We think it is delightfully stark – more Ned than Tony, though. It will stand out in a crowd because of that very absence of branding – ironic, eh?
A spec sheet that is not Air-y!
Flip open the Mi Notebook (you can do it with one hand and the hinges seem well built) and the similarities to the Air continue. The keyboard is in black against that grey frame, and while it is not backlit, the keys are the scissor-type with decent enough travel, and there is a reasonably sized trackpad (with palm rejection and gesture recognition) below it too. The 14-inch display, which Xiaomi calls a Horizon Display, misses out on a web camera (Xiaomi has bundled one that can easily slot on top of the notebook in the box!) but kills bezels in a manner that we have not seen in too many notebooks. It is not an insanely bright display but it is very good and well, a screen to body ratio of 91 percent tells you just how much of screen you have out there. Incidentally, that screen can be programmed to lock if you move too far away from it and can also be unlocked using a Mi Band.

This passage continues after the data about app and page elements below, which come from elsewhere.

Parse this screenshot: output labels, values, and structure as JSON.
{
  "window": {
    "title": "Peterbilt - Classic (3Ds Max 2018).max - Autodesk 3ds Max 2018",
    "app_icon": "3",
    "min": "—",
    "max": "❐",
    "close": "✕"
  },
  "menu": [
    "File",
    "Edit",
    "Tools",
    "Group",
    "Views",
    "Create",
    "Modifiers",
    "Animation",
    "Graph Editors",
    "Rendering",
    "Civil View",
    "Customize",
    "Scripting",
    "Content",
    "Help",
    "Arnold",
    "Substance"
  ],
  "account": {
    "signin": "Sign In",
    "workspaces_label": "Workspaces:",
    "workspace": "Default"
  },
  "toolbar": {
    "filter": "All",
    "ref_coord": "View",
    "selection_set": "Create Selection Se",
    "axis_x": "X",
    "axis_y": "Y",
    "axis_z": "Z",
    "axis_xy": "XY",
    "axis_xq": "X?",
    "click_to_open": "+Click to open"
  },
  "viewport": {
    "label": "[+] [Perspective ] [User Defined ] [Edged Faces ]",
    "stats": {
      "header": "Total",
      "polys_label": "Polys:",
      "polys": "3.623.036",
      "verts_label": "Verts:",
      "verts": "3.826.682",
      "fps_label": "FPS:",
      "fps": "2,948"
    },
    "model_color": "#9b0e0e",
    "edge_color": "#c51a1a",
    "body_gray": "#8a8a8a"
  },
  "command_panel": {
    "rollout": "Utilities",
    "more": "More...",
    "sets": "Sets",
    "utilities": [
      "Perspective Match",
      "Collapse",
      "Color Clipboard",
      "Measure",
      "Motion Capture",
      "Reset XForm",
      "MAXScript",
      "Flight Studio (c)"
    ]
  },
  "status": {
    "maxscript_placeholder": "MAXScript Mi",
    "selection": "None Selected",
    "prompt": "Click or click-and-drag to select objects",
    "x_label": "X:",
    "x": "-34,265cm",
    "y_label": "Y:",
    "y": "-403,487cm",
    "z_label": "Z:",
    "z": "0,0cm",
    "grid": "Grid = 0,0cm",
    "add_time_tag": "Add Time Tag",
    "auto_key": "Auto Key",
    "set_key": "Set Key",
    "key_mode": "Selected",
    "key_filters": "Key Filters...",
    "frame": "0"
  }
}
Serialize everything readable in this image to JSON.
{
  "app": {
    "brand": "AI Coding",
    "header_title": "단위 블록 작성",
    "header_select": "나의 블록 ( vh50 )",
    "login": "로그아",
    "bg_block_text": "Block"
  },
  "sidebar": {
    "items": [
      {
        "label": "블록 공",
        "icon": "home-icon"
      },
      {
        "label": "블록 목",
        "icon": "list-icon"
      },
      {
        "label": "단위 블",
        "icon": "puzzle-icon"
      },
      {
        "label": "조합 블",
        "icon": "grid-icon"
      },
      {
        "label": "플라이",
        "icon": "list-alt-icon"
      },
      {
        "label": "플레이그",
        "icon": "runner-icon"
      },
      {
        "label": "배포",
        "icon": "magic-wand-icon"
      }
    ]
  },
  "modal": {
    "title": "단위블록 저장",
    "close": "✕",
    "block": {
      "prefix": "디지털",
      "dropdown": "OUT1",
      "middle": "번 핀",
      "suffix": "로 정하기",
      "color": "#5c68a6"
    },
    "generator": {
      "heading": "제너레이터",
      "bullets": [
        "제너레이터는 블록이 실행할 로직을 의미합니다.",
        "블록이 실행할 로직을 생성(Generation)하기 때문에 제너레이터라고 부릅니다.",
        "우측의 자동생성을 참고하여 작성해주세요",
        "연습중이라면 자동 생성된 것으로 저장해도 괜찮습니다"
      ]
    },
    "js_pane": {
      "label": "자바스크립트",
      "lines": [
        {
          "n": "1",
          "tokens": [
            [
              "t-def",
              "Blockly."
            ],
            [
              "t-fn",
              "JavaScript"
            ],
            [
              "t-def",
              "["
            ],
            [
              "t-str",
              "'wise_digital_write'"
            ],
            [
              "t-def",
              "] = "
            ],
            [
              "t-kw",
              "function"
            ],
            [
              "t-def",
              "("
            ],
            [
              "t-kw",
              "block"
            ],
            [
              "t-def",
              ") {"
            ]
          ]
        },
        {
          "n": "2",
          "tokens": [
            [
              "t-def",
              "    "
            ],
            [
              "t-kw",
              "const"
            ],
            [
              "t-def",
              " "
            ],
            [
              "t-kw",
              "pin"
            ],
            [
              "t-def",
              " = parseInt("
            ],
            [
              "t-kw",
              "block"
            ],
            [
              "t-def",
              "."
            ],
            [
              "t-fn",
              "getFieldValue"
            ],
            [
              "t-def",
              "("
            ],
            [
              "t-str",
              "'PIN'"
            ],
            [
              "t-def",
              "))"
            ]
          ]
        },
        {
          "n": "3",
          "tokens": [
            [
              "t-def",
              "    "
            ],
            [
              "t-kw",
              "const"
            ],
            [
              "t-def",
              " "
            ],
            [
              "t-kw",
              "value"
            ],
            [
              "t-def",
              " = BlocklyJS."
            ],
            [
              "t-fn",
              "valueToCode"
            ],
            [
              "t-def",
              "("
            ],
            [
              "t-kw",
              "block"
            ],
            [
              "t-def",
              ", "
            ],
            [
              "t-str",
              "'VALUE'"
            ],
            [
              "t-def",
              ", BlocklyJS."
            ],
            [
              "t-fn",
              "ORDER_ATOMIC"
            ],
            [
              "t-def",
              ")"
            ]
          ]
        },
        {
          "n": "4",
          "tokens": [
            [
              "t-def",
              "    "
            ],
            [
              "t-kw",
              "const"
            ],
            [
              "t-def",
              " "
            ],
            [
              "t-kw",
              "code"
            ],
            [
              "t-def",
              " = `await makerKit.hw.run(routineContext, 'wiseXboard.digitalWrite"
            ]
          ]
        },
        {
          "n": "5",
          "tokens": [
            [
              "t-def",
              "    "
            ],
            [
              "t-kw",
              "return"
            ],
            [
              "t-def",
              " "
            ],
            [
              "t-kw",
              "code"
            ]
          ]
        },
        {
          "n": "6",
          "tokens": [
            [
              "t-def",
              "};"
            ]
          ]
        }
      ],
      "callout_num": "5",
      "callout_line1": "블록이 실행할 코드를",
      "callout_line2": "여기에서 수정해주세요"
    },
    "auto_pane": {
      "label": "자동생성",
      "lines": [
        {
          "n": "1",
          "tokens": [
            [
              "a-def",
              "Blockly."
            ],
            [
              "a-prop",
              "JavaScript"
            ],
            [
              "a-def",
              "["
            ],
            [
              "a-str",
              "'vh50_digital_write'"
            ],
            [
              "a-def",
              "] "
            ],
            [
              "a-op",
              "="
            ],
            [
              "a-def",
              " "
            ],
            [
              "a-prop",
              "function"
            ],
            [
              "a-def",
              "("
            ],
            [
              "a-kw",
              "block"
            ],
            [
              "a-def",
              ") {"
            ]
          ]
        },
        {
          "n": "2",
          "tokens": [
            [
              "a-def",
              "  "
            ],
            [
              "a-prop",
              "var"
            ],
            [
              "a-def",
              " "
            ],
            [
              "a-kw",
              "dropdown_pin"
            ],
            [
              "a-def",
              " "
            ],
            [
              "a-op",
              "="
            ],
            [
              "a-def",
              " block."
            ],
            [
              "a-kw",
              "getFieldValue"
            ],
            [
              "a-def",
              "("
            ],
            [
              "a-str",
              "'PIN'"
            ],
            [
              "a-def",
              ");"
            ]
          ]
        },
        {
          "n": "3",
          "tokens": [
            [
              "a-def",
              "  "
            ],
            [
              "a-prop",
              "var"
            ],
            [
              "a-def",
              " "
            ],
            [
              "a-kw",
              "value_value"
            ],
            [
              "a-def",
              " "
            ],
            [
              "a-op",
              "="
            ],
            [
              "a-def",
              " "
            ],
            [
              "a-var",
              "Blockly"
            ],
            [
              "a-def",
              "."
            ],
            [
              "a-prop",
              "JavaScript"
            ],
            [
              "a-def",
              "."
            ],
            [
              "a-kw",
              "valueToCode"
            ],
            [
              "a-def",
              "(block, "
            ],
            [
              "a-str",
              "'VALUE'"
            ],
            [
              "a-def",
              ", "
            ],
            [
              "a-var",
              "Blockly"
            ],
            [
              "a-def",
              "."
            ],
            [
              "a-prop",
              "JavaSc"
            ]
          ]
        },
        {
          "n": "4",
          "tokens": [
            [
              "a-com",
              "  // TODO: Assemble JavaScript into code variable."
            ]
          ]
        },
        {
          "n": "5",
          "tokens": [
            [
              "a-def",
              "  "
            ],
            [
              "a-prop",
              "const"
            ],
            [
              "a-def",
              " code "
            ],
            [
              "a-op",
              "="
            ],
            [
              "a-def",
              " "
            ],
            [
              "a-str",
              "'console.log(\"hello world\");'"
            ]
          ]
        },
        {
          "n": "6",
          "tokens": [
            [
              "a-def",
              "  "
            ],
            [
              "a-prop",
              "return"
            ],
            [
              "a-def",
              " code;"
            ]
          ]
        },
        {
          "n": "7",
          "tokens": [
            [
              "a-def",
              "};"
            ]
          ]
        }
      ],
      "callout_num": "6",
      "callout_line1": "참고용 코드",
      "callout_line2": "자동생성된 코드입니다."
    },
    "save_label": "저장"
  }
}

The hardware within is extremely impressive, of course. And even take it into a different zone from the Air, as it simply has much more processing muscle. It is NOT a gaming notebook, but hey, it can run Crysis (at least the Core i7 one can, from what we hear) and if that does not tell you something, nothing will. Making this possible are the Core i5 and Core i7 Comet Lake chips, depending on the variant you choose and the presence of a lot of RAM and an NVIDIA MX350 graphics card (the first notebook in India to feature this). The Mi Notebook is built for portability and working on the move, but if you wish to play games, you will get decent performance more often than not. And Xiaomi claims it is designed to stay cool enough too – there are vents on the base.
So it is slim, very trim, and rather powerful. It also ticks off the other notebook basics – you get three USB ports (two USB 3.1, one USB 2.1), a USB Type C port, an HDMI port, a 3.5 mm audio jack, and speakers with support for DTS. All with Windows 10 Home edition on top.
A final MacBook Air similarity – you get close to ten hours of battery life on a single charge. Mind you, you cannot charge it off the USB Type C port as the notebook has its own proprietary charger. But that charger will get the Mi Notebook’s battery from 0 to 50 percent in a little over half an hour.
The Air on a budget? Breathe!
Of course, how all that translates into performance remains to be seen. As we have pointed out, the Mi Notebook is not exactly inch-perfect. The absence of a web camera on the device itself as well as there being no backlit or fingerprint scanner might ruffle some feathers. But that design and that price will sway a number of people. Yes, there is competition. Lenovo just released the IdeaPad Slim 3 range, which will have some models that will get into the zone of the Mi Notebook as far as processors go, but as an overall blend of sheer hardware and design muscle at a surprising price, the Mi Notebook is a breath of fresh air.
A breath of MacBook Air, actually.
We are inhaling. Deeply. Stay tuned for our detailed review for the results.